Excerpts from an interface dataset:
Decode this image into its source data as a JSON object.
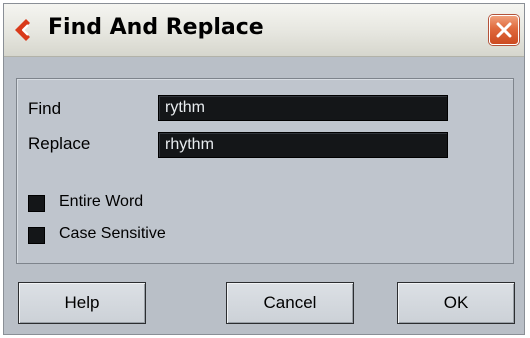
{
  "window": {
    "title": "Find And Replace",
    "app_icon": "cubase-logo-icon",
    "close_icon": "close-icon"
  },
  "form": {
    "find_label": "Find",
    "find_value": "rythm",
    "replace_label": "Replace",
    "replace_value": "rhythm",
    "options": [
      {
        "label": "Entire Word",
        "checked": false
      },
      {
        "label": "Case Sensitive",
        "checked": false
      }
    ]
  },
  "buttons": {
    "help": "Help",
    "cancel": "Cancel",
    "ok": "OK"
  },
  "colors": {
    "accent": "#d93a1a",
    "field_bg": "#141618",
    "panel_bg": "#bfc5cd",
    "window_bg": "#b9bfc7"
  }
}
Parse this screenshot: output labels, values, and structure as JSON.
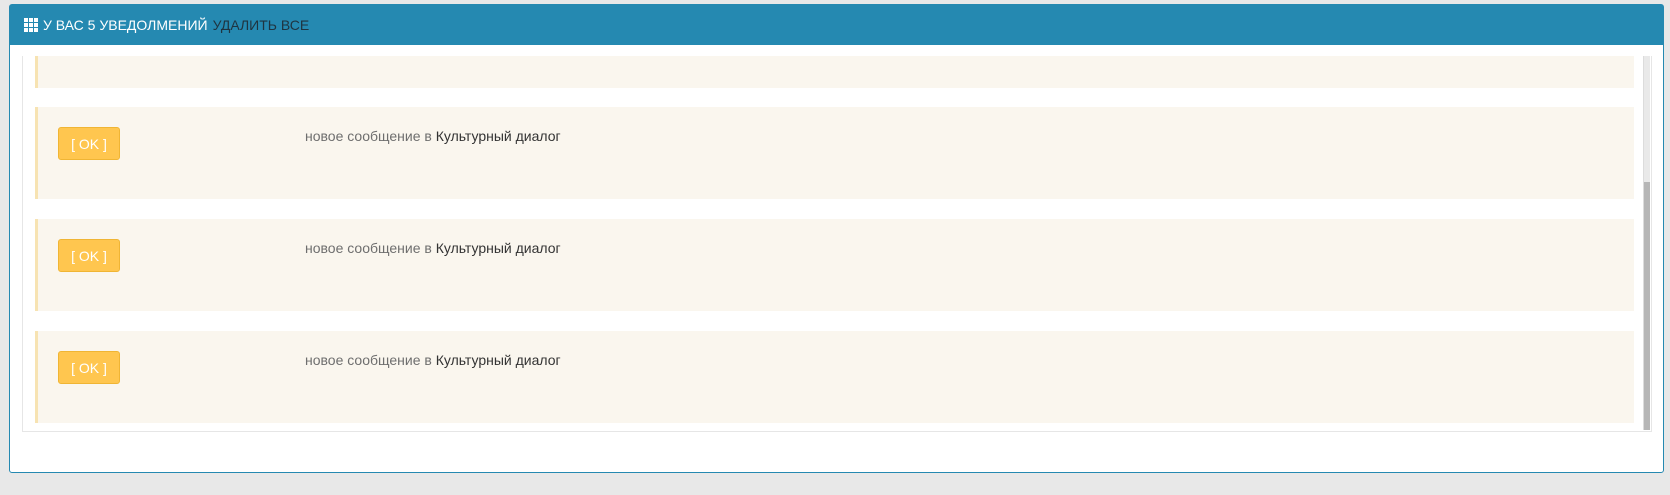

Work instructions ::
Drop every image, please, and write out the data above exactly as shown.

Answer to the problem ::
Decode this image into its source data as a JSON object.
{
  "window": {
    "title": "Find And Replace",
    "app_icon": "cubase-logo-icon",
    "close_icon": "close-icon"
  },
  "form": {
    "find_label": "Find",
    "find_value": "rythm",
    "replace_label": "Replace",
    "replace_value": "rhythm",
    "options": [
      {
        "label": "Entire Word",
        "checked": false
      },
      {
        "label": "Case Sensitive",
        "checked": false
      }
    ]
  },
  "buttons": {
    "help": "Help",
    "cancel": "Cancel",
    "ok": "OK"
  },
  "colors": {
    "accent": "#d93a1a",
    "field_bg": "#141618",
    "panel_bg": "#bfc5cd",
    "window_bg": "#b9bfc7"
  }
}
Parse this screenshot: output labels, values, and structure as JSON.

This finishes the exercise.